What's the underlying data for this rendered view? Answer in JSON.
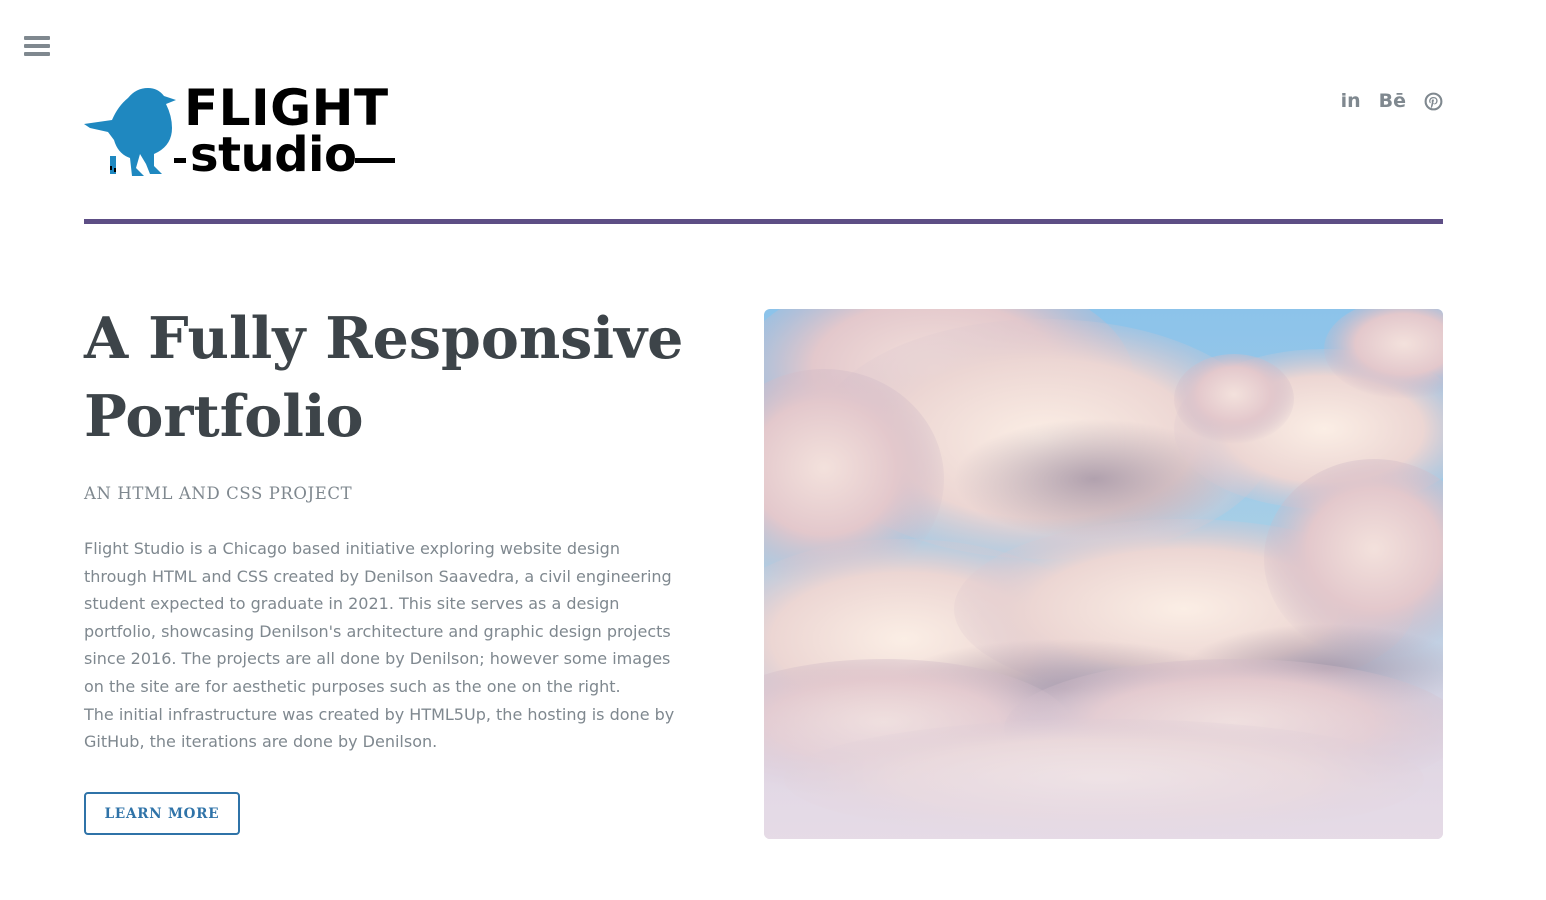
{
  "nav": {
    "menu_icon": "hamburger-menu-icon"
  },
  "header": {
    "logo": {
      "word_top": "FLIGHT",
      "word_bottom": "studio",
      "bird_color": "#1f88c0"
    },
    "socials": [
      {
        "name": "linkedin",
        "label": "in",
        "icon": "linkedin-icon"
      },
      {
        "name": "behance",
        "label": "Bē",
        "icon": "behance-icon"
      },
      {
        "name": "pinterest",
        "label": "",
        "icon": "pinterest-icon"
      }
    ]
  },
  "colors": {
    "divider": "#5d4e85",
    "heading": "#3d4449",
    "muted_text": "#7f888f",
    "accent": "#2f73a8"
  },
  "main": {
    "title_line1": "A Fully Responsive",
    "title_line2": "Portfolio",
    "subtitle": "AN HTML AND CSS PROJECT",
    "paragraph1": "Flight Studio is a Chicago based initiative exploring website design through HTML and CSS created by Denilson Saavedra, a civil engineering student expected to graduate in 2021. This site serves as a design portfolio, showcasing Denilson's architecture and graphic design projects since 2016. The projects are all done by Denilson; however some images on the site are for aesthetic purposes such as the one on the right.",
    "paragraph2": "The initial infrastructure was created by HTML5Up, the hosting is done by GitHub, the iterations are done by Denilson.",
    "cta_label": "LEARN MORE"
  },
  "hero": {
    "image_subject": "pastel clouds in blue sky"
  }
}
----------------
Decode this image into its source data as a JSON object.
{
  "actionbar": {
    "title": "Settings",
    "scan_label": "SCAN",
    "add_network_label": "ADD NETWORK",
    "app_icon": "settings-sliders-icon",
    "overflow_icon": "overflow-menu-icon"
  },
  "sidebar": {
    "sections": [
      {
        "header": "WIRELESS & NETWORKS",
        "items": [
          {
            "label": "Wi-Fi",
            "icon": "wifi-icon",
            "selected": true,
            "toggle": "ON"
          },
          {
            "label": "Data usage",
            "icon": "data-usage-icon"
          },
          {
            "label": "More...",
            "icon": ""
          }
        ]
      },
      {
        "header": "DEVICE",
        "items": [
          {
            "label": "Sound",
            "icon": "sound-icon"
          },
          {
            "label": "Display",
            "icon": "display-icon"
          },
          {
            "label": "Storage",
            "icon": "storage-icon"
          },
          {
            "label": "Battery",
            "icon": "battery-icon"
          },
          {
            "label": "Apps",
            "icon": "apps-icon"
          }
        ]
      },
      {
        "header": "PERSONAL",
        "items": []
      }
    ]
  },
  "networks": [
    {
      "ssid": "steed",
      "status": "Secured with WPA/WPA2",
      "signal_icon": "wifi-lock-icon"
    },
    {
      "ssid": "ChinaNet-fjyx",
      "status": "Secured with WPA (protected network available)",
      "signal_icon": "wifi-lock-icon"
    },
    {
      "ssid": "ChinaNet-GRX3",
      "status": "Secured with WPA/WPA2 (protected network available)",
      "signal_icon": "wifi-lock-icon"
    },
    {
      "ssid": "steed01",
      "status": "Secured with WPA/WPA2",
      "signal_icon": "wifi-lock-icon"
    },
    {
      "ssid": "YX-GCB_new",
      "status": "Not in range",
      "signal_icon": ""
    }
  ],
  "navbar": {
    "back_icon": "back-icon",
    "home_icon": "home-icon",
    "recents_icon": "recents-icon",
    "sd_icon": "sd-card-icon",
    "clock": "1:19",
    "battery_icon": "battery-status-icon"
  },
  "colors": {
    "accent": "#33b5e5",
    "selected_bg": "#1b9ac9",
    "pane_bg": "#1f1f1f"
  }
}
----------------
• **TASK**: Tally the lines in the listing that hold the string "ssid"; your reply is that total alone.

• **SOLUTION BELOW**: 5